Encourage predators, which are mainly birds like starlings and blackbirds. These floor feeding birds appreciate fruit and mealworms on a floor feeder. However blackbirds are most attracted by leaf litter that they can turn over searching for insects and gardens with low shrubs and trees. Starlings are attracted to places with large trees that have enough space to hold a colony, although this can get a little noisy. Another predator of grass grub are said to be wasps which are usually attracted to woody plants and leaf litter.

Once you have controlled your infestation of grass grub you will need to resow any patches in either autumn or spring when the temperature is around 10 degrees celsius. Make sure to give the lawn a good rake first removing all the dead grass, this will also ‘fluff up’ the soil a little making germination easier. To save time it’s a good idea to also spray lawn weeds a few weeks before reseeding patches.

Easter Sale

Happy Easter! To celebrate the long weekend we are having an Easter sale. Grab some savings with 20% off exotic shrubs, 25% off roses, 25% off perennials and more.

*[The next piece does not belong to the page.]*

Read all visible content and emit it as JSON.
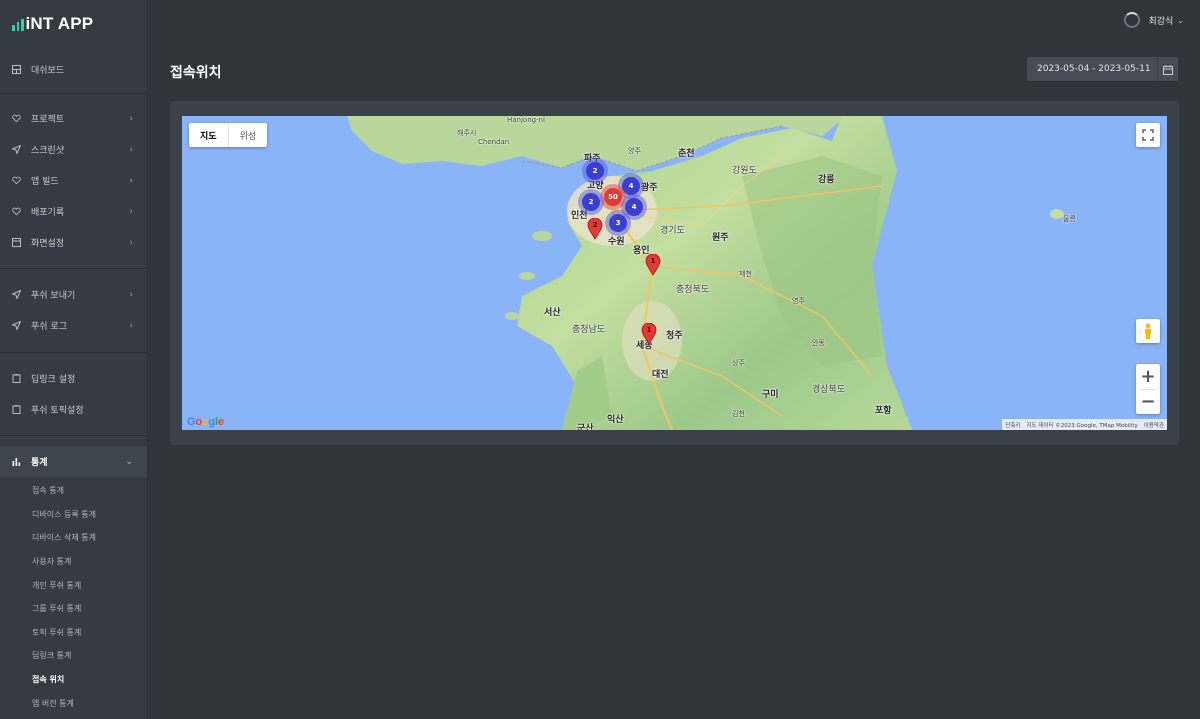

Ends Monday 4pm.

Easter opening times are:
Good Friday: 10 – 4pm
Saturday 15th: 9 – 5pm
Easter Sunday: 10 – 4pm
Easter Monday: 10 – 4pm

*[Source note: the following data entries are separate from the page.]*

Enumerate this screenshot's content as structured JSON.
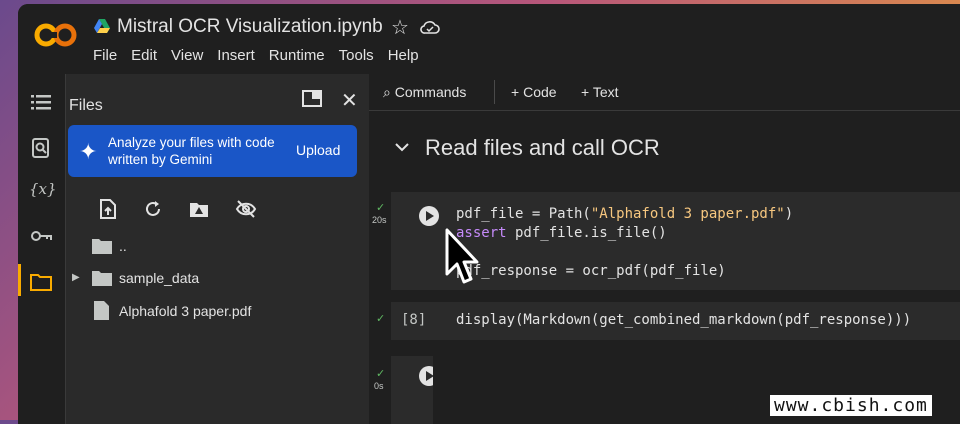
{
  "app": {
    "notebook_title": "Mistral OCR Visualization.ipynb",
    "logo_text": "CO",
    "menu": [
      "File",
      "Edit",
      "View",
      "Insert",
      "Runtime",
      "Tools",
      "Help"
    ]
  },
  "rail": {
    "icons": [
      "toc-icon",
      "find-icon",
      "variables-icon",
      "secrets-icon",
      "files-icon"
    ],
    "variables_label": "{x}"
  },
  "files_panel": {
    "title": "Files",
    "banner_text": "Analyze your files with code written by Gemini",
    "banner_action": "Upload",
    "tree": [
      {
        "label": "..",
        "type": "folder",
        "expandable": false
      },
      {
        "label": "sample_data",
        "type": "folder",
        "expandable": true
      },
      {
        "label": "Alphafold 3 paper.pdf",
        "type": "file",
        "expandable": false
      }
    ]
  },
  "toolbar": {
    "commands": "Commands",
    "add_code": "Code",
    "add_text": "Text"
  },
  "section": {
    "title": "Read files and call OCR"
  },
  "cells": [
    {
      "time": "20s",
      "status": "✓",
      "lines": {
        "l1_a": "pdf_file = Path(",
        "l1_str": "\"Alphafold 3 paper.pdf\"",
        "l1_b": ")",
        "l2_kw": "assert",
        "l2_b": " pdf_file.is_file()",
        "l3": "pdf_response = ocr_pdf(pdf_file)"
      }
    },
    {
      "exec_count": "[8]",
      "status": "✓",
      "code": "display(Markdown(get_combined_markdown(pdf_response)))"
    },
    {
      "time": "0s",
      "status": "✓"
    }
  ],
  "watermark": "www.cbish.com",
  "colors": {
    "accent_blue": "#1a56c7",
    "keyword": "#c58af9",
    "string": "#f7c77f",
    "success": "#5fb762",
    "logo_orange": "#f9ab00"
  }
}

Rose Catalogue

All of our roses for the season will be with us by the end of August so have a look at our 2016 rose catalogue so you can plan your planting. Get in quick to avoid disappointment as once a variety is sold we may not be able to restock.

Click here for the catalogue >>>>>>> Rose catalogue 2016 <<<<<<<<<

Corokia / Korokio

Corokia, otherly known as the wire netting bush, are understated steadfast little shrubs. They can quite often be looked over for their large glossy leaved neighbours. From Autumn however Corokia really start to sparkle. Look out now for Corokia saturated with shiny red or yellow berries that will be luring native birds for a feast. The hardiest of the Corokia, Corokia cotoneaster, can be seen growing wild throughout the hillsides of Central Otago where they enjoy the sun and well draining alkaline soil. This evergreen shrub weathers the grueling winds, bitter frosts and lack of rain like a champion but will curl its toes up if sitting in too much moisture.


Corokia are a beautiful feature in the winter garden, their twiggy frosted appearance reflect the icy landscape they inhabit. Don’t worry if you haven’t got a naturalised hillside at home, Corokia will be happy anywhere with sun and good drainage. They also make fantastic smaller clipped hedges that you could use to line a driveway or use at the back of a smaller border. The bronze coloured Corokia ‘Frosted Chocolate’ makes a bold contrast against other garden plants and flowers. For those bold enough you can even effectively Bonsai them. Spare a thought for the Corokia, helping our fellow birds through the winter to come.

Closed on Anzac Day

For all the gardeners wishing to make the most of the public holiday in the garden. Unfortunately we will be closed on Anzac day, Monday the 25th. Apologies for any inconvenience caused. You can bet the team be in our gardens catching up from the busy summer.